According to his report, she spoke quietly first of the Eighth Route Army's victories over the Japanese. Then, her voice rising gradually to a passionate intensity which seemed to transform her physically, she described the desperate needs of the Chinese wounded, ending with a dramatic appeal for funds. She sat down abruptly, exhausted, and there was a long silence. Then the crowd stirred and began donating money, in large amounts. Liu was amazed; it was the most successful fund-raising event of the year in Changsha.[22]
Hankou fell on October 17, 1938. A few days earlier, Smedley had slipped out of the city, first to Changsha and then onward to join the newly formed Communist-led guerrilla units of the New Fourth Army. There were many successes ahead for her, in terms of writing and medical relief efforts, but she left in a mood of melancholy and regret. In June of 1939 she wrote to Freda Utley:

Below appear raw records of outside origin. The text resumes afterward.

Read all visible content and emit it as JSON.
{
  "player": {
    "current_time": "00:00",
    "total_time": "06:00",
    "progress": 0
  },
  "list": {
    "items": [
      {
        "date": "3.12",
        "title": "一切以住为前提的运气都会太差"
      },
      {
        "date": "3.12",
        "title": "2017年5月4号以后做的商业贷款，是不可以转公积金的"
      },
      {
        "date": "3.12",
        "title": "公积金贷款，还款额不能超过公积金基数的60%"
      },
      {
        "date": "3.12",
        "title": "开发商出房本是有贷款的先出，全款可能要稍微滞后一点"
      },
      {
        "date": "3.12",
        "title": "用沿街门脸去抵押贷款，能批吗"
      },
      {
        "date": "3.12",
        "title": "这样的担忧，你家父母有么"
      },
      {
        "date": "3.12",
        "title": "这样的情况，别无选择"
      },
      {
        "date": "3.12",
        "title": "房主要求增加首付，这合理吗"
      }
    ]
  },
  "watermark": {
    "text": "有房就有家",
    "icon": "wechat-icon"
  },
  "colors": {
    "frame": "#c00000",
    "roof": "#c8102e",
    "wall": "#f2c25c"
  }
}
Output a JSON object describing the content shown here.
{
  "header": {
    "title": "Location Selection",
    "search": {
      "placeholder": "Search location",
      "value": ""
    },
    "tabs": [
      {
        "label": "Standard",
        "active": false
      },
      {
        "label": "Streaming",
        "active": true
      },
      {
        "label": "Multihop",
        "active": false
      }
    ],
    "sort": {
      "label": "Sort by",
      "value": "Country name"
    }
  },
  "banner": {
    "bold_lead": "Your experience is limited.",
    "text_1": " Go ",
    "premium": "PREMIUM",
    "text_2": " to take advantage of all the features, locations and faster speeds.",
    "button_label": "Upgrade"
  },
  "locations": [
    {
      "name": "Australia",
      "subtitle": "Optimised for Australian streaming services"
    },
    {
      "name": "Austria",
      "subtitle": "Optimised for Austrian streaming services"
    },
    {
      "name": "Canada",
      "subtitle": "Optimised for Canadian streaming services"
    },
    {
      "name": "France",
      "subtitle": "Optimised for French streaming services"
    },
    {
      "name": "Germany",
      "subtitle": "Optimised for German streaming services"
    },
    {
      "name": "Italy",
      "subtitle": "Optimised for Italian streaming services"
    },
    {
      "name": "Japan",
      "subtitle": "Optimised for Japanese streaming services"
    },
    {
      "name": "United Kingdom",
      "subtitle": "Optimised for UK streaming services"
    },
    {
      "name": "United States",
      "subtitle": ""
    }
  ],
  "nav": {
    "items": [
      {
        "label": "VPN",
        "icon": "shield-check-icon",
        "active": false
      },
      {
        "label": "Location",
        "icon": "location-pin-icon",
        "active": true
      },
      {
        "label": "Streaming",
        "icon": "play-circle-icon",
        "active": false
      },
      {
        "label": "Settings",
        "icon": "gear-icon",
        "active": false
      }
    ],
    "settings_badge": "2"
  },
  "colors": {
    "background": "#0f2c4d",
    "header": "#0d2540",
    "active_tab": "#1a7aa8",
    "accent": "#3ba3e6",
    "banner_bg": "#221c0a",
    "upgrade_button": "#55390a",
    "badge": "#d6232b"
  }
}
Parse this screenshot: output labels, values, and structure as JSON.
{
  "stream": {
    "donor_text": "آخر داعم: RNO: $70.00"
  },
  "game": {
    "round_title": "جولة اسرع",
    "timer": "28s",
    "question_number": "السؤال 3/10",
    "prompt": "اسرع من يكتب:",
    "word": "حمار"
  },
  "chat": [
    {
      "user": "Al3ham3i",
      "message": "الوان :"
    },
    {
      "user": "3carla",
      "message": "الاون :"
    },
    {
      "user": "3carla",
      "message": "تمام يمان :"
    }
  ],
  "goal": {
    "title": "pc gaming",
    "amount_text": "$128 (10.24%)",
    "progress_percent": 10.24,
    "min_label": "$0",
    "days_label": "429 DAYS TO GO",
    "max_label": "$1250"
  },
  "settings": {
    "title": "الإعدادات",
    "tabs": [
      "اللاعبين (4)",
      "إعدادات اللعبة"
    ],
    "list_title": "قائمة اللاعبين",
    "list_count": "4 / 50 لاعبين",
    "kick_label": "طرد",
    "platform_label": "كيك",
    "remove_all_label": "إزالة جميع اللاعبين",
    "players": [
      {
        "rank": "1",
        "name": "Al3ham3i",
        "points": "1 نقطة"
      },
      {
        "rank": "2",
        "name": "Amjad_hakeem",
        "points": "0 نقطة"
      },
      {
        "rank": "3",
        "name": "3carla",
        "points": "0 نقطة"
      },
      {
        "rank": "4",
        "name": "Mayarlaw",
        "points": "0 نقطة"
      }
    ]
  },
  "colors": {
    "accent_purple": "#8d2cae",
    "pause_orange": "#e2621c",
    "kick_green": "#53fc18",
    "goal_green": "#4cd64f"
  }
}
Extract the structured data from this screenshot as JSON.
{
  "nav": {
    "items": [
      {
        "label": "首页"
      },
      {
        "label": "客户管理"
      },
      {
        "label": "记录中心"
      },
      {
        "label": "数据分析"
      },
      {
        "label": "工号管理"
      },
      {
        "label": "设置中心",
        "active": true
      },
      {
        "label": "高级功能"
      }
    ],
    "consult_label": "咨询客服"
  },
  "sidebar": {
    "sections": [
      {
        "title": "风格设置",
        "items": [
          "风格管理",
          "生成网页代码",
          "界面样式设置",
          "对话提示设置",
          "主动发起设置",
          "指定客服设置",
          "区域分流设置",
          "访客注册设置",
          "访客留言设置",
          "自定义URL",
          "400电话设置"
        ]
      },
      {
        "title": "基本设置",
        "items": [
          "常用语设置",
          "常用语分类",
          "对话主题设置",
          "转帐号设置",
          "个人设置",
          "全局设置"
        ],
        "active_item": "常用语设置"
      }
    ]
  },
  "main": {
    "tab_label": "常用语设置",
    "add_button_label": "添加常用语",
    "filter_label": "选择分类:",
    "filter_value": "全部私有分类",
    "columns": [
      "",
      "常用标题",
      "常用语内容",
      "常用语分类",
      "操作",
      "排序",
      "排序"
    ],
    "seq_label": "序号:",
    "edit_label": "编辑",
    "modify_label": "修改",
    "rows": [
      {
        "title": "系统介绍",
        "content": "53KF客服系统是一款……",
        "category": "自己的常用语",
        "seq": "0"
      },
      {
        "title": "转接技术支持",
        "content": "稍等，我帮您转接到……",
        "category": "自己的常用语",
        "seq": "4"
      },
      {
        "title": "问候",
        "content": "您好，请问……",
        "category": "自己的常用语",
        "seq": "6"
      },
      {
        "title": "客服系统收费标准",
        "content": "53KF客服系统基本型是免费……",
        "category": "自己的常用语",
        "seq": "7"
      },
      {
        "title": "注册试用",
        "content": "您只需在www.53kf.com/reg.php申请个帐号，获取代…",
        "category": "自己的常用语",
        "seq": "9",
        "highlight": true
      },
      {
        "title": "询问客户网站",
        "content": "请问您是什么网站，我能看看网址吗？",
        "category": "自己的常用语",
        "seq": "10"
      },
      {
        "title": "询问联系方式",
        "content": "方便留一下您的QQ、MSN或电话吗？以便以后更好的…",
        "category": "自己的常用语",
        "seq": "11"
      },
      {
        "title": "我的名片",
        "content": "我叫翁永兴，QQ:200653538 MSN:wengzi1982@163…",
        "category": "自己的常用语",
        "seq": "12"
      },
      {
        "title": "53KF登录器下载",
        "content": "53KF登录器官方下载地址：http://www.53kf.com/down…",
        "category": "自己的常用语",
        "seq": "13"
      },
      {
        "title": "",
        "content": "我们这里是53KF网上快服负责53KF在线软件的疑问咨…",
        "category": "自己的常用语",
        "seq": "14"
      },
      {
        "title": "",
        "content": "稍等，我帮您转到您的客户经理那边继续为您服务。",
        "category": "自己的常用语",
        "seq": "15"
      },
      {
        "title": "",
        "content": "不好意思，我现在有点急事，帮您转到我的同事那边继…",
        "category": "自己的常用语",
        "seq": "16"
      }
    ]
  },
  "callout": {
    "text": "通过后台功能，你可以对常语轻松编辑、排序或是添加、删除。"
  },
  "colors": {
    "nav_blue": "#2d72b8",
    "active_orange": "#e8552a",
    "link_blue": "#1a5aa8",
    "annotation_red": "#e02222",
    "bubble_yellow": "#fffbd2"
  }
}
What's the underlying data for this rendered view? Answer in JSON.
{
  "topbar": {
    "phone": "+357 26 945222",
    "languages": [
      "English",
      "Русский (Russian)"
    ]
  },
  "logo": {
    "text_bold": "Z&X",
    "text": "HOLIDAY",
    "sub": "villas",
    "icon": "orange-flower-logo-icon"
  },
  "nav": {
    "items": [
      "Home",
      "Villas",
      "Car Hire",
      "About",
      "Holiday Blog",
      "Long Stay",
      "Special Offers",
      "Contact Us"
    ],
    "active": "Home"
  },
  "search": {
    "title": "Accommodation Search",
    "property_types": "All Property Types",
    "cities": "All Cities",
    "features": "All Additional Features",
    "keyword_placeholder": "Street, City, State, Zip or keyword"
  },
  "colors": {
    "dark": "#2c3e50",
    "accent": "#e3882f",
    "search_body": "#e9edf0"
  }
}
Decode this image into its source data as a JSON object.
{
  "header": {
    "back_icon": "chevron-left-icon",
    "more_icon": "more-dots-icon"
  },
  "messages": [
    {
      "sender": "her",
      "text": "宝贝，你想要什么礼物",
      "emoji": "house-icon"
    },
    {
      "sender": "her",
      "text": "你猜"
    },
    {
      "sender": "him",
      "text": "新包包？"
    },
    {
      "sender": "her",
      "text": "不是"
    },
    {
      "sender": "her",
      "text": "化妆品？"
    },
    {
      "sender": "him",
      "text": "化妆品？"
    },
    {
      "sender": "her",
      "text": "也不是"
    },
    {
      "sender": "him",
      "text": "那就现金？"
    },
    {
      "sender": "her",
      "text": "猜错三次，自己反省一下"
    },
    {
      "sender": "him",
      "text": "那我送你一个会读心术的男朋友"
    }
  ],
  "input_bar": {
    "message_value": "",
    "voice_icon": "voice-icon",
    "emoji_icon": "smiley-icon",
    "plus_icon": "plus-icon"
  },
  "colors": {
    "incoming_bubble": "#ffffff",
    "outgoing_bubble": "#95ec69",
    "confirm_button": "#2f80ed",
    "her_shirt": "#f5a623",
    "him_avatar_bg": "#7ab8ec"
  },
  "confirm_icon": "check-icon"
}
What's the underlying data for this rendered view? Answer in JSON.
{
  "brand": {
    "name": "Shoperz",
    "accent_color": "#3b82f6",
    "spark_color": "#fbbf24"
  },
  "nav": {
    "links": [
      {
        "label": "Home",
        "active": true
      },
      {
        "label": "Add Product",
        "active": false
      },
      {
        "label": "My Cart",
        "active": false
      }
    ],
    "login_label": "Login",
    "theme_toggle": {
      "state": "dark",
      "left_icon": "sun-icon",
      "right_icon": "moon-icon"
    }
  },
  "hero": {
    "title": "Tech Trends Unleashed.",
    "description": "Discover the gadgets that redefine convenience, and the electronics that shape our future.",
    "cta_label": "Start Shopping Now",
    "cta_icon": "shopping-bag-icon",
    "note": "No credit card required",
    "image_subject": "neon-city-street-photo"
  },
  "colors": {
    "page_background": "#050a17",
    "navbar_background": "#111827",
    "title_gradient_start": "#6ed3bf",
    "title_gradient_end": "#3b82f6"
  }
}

The last days of Hankou still remain in my mind as rare, unusual days from the psychological and human viewpoint. I still think of Shaw's Heartbreak House when I recall them. As you remarked at the time, no person on earth is more charming than the American journalist abroad, particularly the cultured, serious-minded one. But I wonder what it would be like were I to meet those same men on the streets of Chicago. Gone the magic! The only ones who have maintained some contact with me are Evans [Carlson] and Frank [Dorn]. Evans wrote me a short note from Shanghai and sent it here by [Jack] Belden, who came here for a week. Then Evans remembered to send me a copy of one of his articles in Amerasia. And, as Frank Dorn returned to America, he wrote me a long, human letter from the ship. But then a ship is much like Hankou — an island on which one is thrown back upon oneself. I suppose he has forgotten me by this time. Once [Tillman] Durdin asked someone in Chongqing where I am—so he remembers I am somewhere in the land of the living.
I sort of pine for the magic of Hankou. It was the bright spot in one decade of my life. There I met foreign men, some of them rotters, but most of them with the charm that belongs to many men of the Western world. They themselves do not know how very different they are from the Chinese. Though I have never liked to be treated as bourgeois women are treated, still the foreign men from England, America, and perhaps France, have a deep and unconscious attitude of respect for women; a little feeling of protection for women; of helping a woman; and a kind of gentleness toward her. Often [their] kindness blended a bit with tenderness or a breath of romance. It is difficult to explain, because it is there as an atmosphere. In the Chinese man this is totally lacking in all respects. There is not even friendship and comradeship between man and woman in China. The foreign word »romance« has been taken into the Chinese language and means promiscuous sexual relations. And »love« means sexual intercourse in its usual use in China. For a Chinese man to even touch a woman's arm or hand means something sexual and arouses shock.
So, for ten years I lived in this desert [China], and because of this, I found a magical place. Since then I have thought much of this. Shall I return to the Western world, or shall I remain here? I fear I must remain in China. Hankou was a rare exception, and I believe all of us felt the same about it. I wish to retain it as a precious memory. I think often of the play in which many persons of different classes are on a foundering ship in mid-ocean. Class distinctions fall away as they face death together, drawn closer by humanity. But when the storm passes and the ship is saved, the old cold and cruel class distinctions return. I believe that to be Hankou.[23]